*** Opening AVAILABLE DATA ***
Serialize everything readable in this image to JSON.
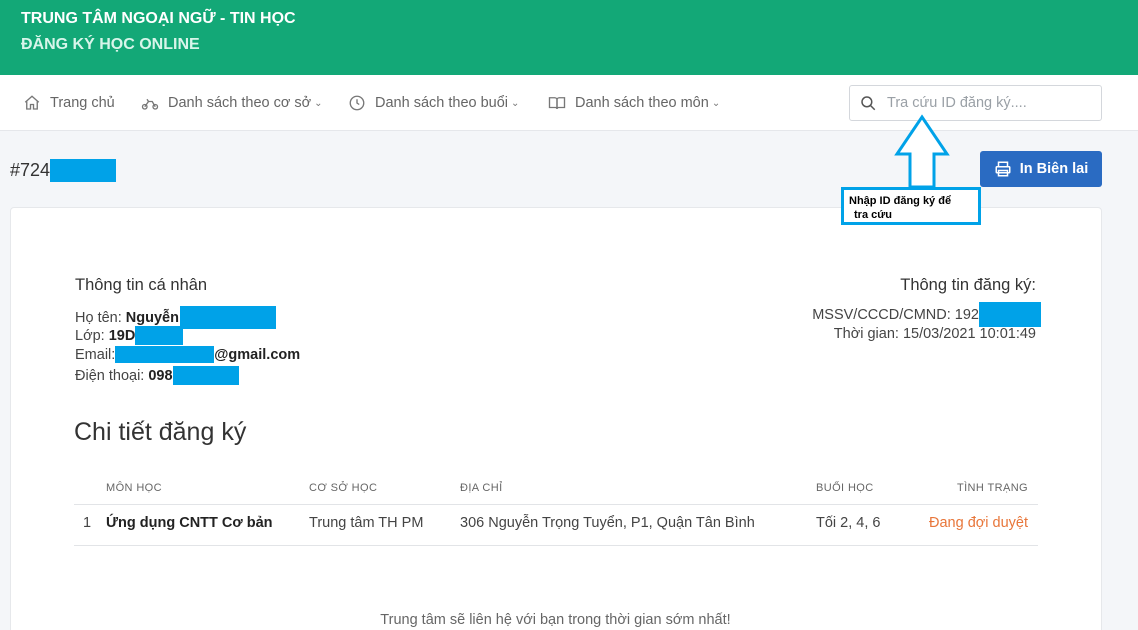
{
  "header": {
    "title": "TRUNG TÂM NGOẠI NGỮ - TIN HỌC",
    "subtitle": "ĐĂNG KÝ HỌC ONLINE"
  },
  "nav": {
    "items": [
      {
        "label": "Trang chủ",
        "icon": "home-icon",
        "dropdown": false
      },
      {
        "label": "Danh sách theo cơ sở",
        "icon": "bike-icon",
        "dropdown": true
      },
      {
        "label": "Danh sách theo buổi",
        "icon": "clock-icon",
        "dropdown": true
      },
      {
        "label": "Danh sách theo môn",
        "icon": "book-icon",
        "dropdown": true
      }
    ],
    "search_placeholder": "Tra cứu ID đăng ký...."
  },
  "registration": {
    "id_prefix": "#724",
    "print_label": "In Biên lai"
  },
  "annotation": {
    "line1": "Nhập ID  đăng ký   để",
    "line2": "tra cứu",
    "color": "#00a2e8"
  },
  "personal": {
    "heading": "Thông tin cá nhân",
    "name_label": "Họ tên:",
    "name_value": "Nguyễn",
    "class_label": "Lớp:",
    "class_value": "19D",
    "email_label": "Email:",
    "email_suffix": "@gmail.com",
    "phone_label": "Điện thoại:",
    "phone_value": "098"
  },
  "reg_info": {
    "heading": "Thông tin đăng ký:",
    "id_label": "MSSV/CCCD/CMND: 192",
    "time_label": "Thời gian: 15/03/2021 10:01:49"
  },
  "details": {
    "title": "Chi tiết đăng ký",
    "columns": [
      "MÔN HỌC",
      "CƠ SỞ HỌC",
      "ĐỊA CHỈ",
      "BUỔI HỌC",
      "TÌNH TRẠNG"
    ],
    "rows": [
      {
        "index": "1",
        "subject": "Ứng dụng CNTT Cơ bản",
        "campus": "Trung tâm TH PM",
        "address": "306 Nguyễn Trọng Tuyển, P1, Quận Tân Bình",
        "sessions": "Tối 2, 4, 6",
        "status": "Đang đợi duyệt"
      }
    ],
    "status_color": "#e8763a"
  },
  "footer_note": "Trung tâm sẽ liên hệ với bạn trong thời gian sớm nhất!",
  "colors": {
    "header_bg": "#13a877",
    "button_bg": "#2a6bc2",
    "redaction": "#00a2e8"
  }
}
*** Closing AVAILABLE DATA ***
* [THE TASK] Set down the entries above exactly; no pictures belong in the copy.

* [TASK RESPONSE]
Serialize everything readable in this image to JSON.
{
  "header": {
    "title": "TRUNG TÂM NGOẠI NGỮ - TIN HỌC",
    "subtitle": "ĐĂNG KÝ HỌC ONLINE"
  },
  "nav": {
    "items": [
      {
        "label": "Trang chủ",
        "icon": "home-icon",
        "dropdown": false
      },
      {
        "label": "Danh sách theo cơ sở",
        "icon": "bike-icon",
        "dropdown": true
      },
      {
        "label": "Danh sách theo buổi",
        "icon": "clock-icon",
        "dropdown": true
      },
      {
        "label": "Danh sách theo môn",
        "icon": "book-icon",
        "dropdown": true
      }
    ],
    "search_placeholder": "Tra cứu ID đăng ký...."
  },
  "registration": {
    "id_prefix": "#724",
    "print_label": "In Biên lai"
  },
  "annotation": {
    "line1": "Nhập ID  đăng ký   để",
    "line2": "tra cứu",
    "color": "#00a2e8"
  },
  "personal": {
    "heading": "Thông tin cá nhân",
    "name_label": "Họ tên:",
    "name_value": "Nguyễn",
    "class_label": "Lớp:",
    "class_value": "19D",
    "email_label": "Email:",
    "email_suffix": "@gmail.com",
    "phone_label": "Điện thoại:",
    "phone_value": "098"
  },
  "reg_info": {
    "heading": "Thông tin đăng ký:",
    "id_label": "MSSV/CCCD/CMND: 192",
    "time_label": "Thời gian: 15/03/2021 10:01:49"
  },
  "details": {
    "title": "Chi tiết đăng ký",
    "columns": [
      "MÔN HỌC",
      "CƠ SỞ HỌC",
      "ĐỊA CHỈ",
      "BUỔI HỌC",
      "TÌNH TRẠNG"
    ],
    "rows": [
      {
        "index": "1",
        "subject": "Ứng dụng CNTT Cơ bản",
        "campus": "Trung tâm TH PM",
        "address": "306 Nguyễn Trọng Tuyển, P1, Quận Tân Bình",
        "sessions": "Tối 2, 4, 6",
        "status": "Đang đợi duyệt"
      }
    ],
    "status_color": "#e8763a"
  },
  "footer_note": "Trung tâm sẽ liên hệ với bạn trong thời gian sớm nhất!",
  "colors": {
    "header_bg": "#13a877",
    "button_bg": "#2a6bc2",
    "redaction": "#00a2e8"
  }
}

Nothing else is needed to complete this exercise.